Given entries below:
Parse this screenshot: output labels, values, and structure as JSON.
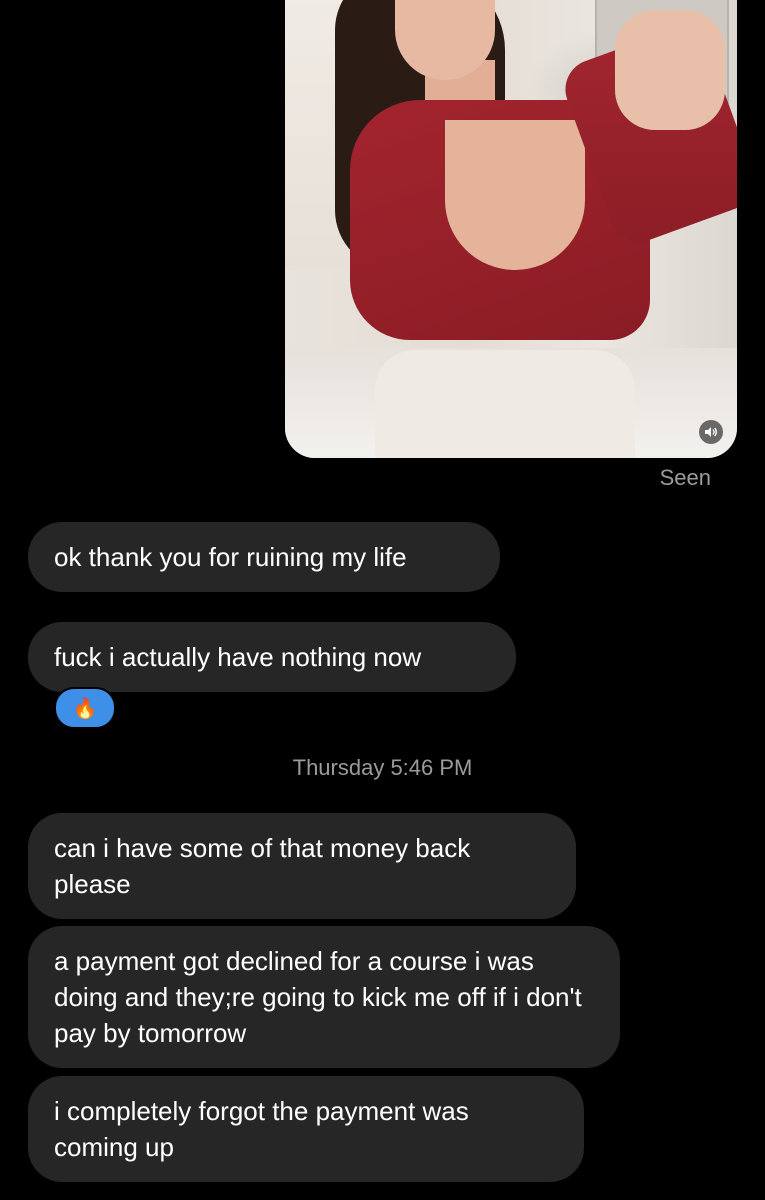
{
  "sent_photo": {
    "status": "Seen",
    "sound_icon": "speaker-icon"
  },
  "reaction": {
    "emoji": "🔥"
  },
  "timestamp": "Thursday 5:46 PM",
  "messages": [
    {
      "text": "ok thank you for ruining my life"
    },
    {
      "text": "fuck i actually have nothing now"
    },
    {
      "text": "can i have some of that money back please"
    },
    {
      "text": "a payment got declined for a course i was doing and they;re going to kick me off if i don't pay by tomorrow"
    },
    {
      "text": "i completely forgot the payment was coming up"
    }
  ]
}
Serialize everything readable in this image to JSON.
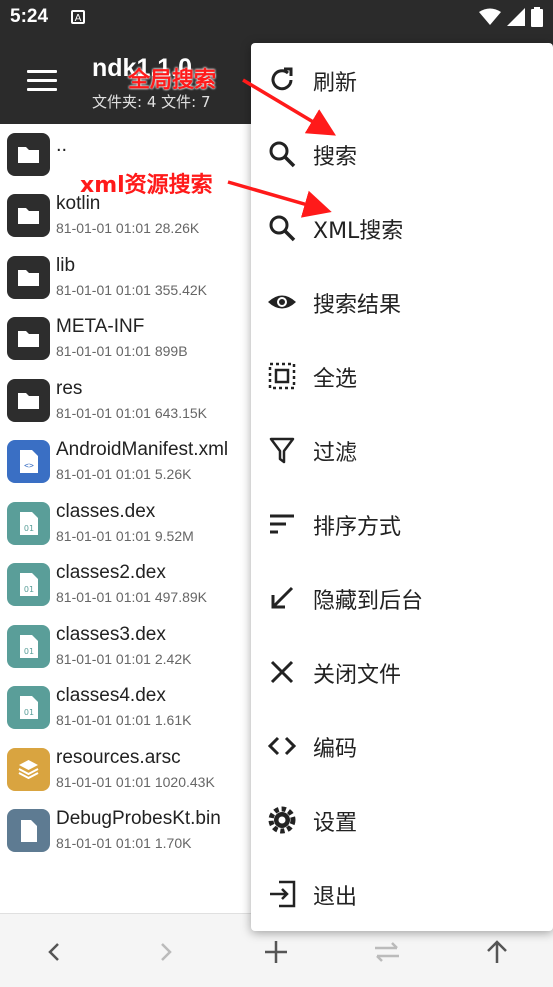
{
  "status": {
    "time": "5:24",
    "notif_glyph": "A"
  },
  "appbar": {
    "title": "ndk1.1.0",
    "subtitle": "文件夹: 4  文件: 7"
  },
  "files": [
    {
      "name": "..",
      "meta": "",
      "kind": "folder"
    },
    {
      "name": "kotlin",
      "meta": "81-01-01 01:01  28.26K",
      "kind": "folder"
    },
    {
      "name": "lib",
      "meta": "81-01-01 01:01  355.42K",
      "kind": "folder"
    },
    {
      "name": "META-INF",
      "meta": "81-01-01 01:01  899B",
      "kind": "folder"
    },
    {
      "name": "res",
      "meta": "81-01-01 01:01  643.15K",
      "kind": "folder"
    },
    {
      "name": "AndroidManifest.xml",
      "meta": "81-01-01 01:01  5.26K",
      "kind": "xml"
    },
    {
      "name": "classes.dex",
      "meta": "81-01-01 01:01  9.52M",
      "kind": "dex"
    },
    {
      "name": "classes2.dex",
      "meta": "81-01-01 01:01  497.89K",
      "kind": "dex"
    },
    {
      "name": "classes3.dex",
      "meta": "81-01-01 01:01  2.42K",
      "kind": "dex"
    },
    {
      "name": "classes4.dex",
      "meta": "81-01-01 01:01  1.61K",
      "kind": "dex"
    },
    {
      "name": "resources.arsc",
      "meta": "81-01-01 01:01  1020.43K",
      "kind": "arsc"
    },
    {
      "name": "DebugProbesKt.bin",
      "meta": "81-01-01 01:01  1.70K",
      "kind": "bin"
    }
  ],
  "menu": [
    {
      "label": "刷新",
      "icon": "refresh-icon"
    },
    {
      "label": "搜索",
      "icon": "search-icon"
    },
    {
      "label": "XML搜索",
      "icon": "search-icon"
    },
    {
      "label": "搜索结果",
      "icon": "eye-icon"
    },
    {
      "label": "全选",
      "icon": "select-all-icon"
    },
    {
      "label": "过滤",
      "icon": "filter-icon"
    },
    {
      "label": "排序方式",
      "icon": "sort-icon"
    },
    {
      "label": "隐藏到后台",
      "icon": "arrow-down-left-icon"
    },
    {
      "label": "关闭文件",
      "icon": "close-icon"
    },
    {
      "label": "编码",
      "icon": "code-icon"
    },
    {
      "label": "设置",
      "icon": "gear-icon"
    },
    {
      "label": "退出",
      "icon": "exit-icon"
    }
  ],
  "annotations": {
    "global_search": "全局搜索",
    "xml_search": "xml资源搜索"
  },
  "colors": {
    "appbar": "#2b2b2b",
    "folder_icon": "#2d2d2d",
    "xml_icon": "#3a6fc4",
    "dex_icon": "#5a9e99",
    "arsc_icon": "#d9a440",
    "bin_icon": "#5e7b92",
    "annotation": "#ff1a1a"
  },
  "bottombar": {
    "icons": [
      "back-icon",
      "forward-icon",
      "add-icon",
      "swap-icon",
      "up-icon"
    ]
  }
}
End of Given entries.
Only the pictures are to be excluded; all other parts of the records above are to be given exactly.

Parse this screenshot: output labels, values, and structure as JSON.
{
  "sent_photo": {
    "status": "Seen",
    "sound_icon": "speaker-icon"
  },
  "reaction": {
    "emoji": "🔥"
  },
  "timestamp": "Thursday 5:46 PM",
  "messages": [
    {
      "text": "ok thank you for ruining my life"
    },
    {
      "text": "fuck i actually have nothing now"
    },
    {
      "text": "can i have some of that money back please"
    },
    {
      "text": "a payment got declined for a course i was doing and they;re going to kick me off if i don't pay by tomorrow"
    },
    {
      "text": "i completely forgot the payment was coming up"
    }
  ]
}
Serialize everything readable in this image to JSON.
{
  "status": {
    "time": "5:24",
    "notif_glyph": "A"
  },
  "appbar": {
    "title": "ndk1.1.0",
    "subtitle": "文件夹: 4  文件: 7"
  },
  "files": [
    {
      "name": "..",
      "meta": "",
      "kind": "folder"
    },
    {
      "name": "kotlin",
      "meta": "81-01-01 01:01  28.26K",
      "kind": "folder"
    },
    {
      "name": "lib",
      "meta": "81-01-01 01:01  355.42K",
      "kind": "folder"
    },
    {
      "name": "META-INF",
      "meta": "81-01-01 01:01  899B",
      "kind": "folder"
    },
    {
      "name": "res",
      "meta": "81-01-01 01:01  643.15K",
      "kind": "folder"
    },
    {
      "name": "AndroidManifest.xml",
      "meta": "81-01-01 01:01  5.26K",
      "kind": "xml"
    },
    {
      "name": "classes.dex",
      "meta": "81-01-01 01:01  9.52M",
      "kind": "dex"
    },
    {
      "name": "classes2.dex",
      "meta": "81-01-01 01:01  497.89K",
      "kind": "dex"
    },
    {
      "name": "classes3.dex",
      "meta": "81-01-01 01:01  2.42K",
      "kind": "dex"
    },
    {
      "name": "classes4.dex",
      "meta": "81-01-01 01:01  1.61K",
      "kind": "dex"
    },
    {
      "name": "resources.arsc",
      "meta": "81-01-01 01:01  1020.43K",
      "kind": "arsc"
    },
    {
      "name": "DebugProbesKt.bin",
      "meta": "81-01-01 01:01  1.70K",
      "kind": "bin"
    }
  ],
  "menu": [
    {
      "label": "刷新",
      "icon": "refresh-icon"
    },
    {
      "label": "搜索",
      "icon": "search-icon"
    },
    {
      "label": "XML搜索",
      "icon": "search-icon"
    },
    {
      "label": "搜索结果",
      "icon": "eye-icon"
    },
    {
      "label": "全选",
      "icon": "select-all-icon"
    },
    {
      "label": "过滤",
      "icon": "filter-icon"
    },
    {
      "label": "排序方式",
      "icon": "sort-icon"
    },
    {
      "label": "隐藏到后台",
      "icon": "arrow-down-left-icon"
    },
    {
      "label": "关闭文件",
      "icon": "close-icon"
    },
    {
      "label": "编码",
      "icon": "code-icon"
    },
    {
      "label": "设置",
      "icon": "gear-icon"
    },
    {
      "label": "退出",
      "icon": "exit-icon"
    }
  ],
  "annotations": {
    "global_search": "全局搜索",
    "xml_search": "xml资源搜索"
  },
  "colors": {
    "appbar": "#2b2b2b",
    "folder_icon": "#2d2d2d",
    "xml_icon": "#3a6fc4",
    "dex_icon": "#5a9e99",
    "arsc_icon": "#d9a440",
    "bin_icon": "#5e7b92",
    "annotation": "#ff1a1a"
  },
  "bottombar": {
    "icons": [
      "back-icon",
      "forward-icon",
      "add-icon",
      "swap-icon",
      "up-icon"
    ]
  }
}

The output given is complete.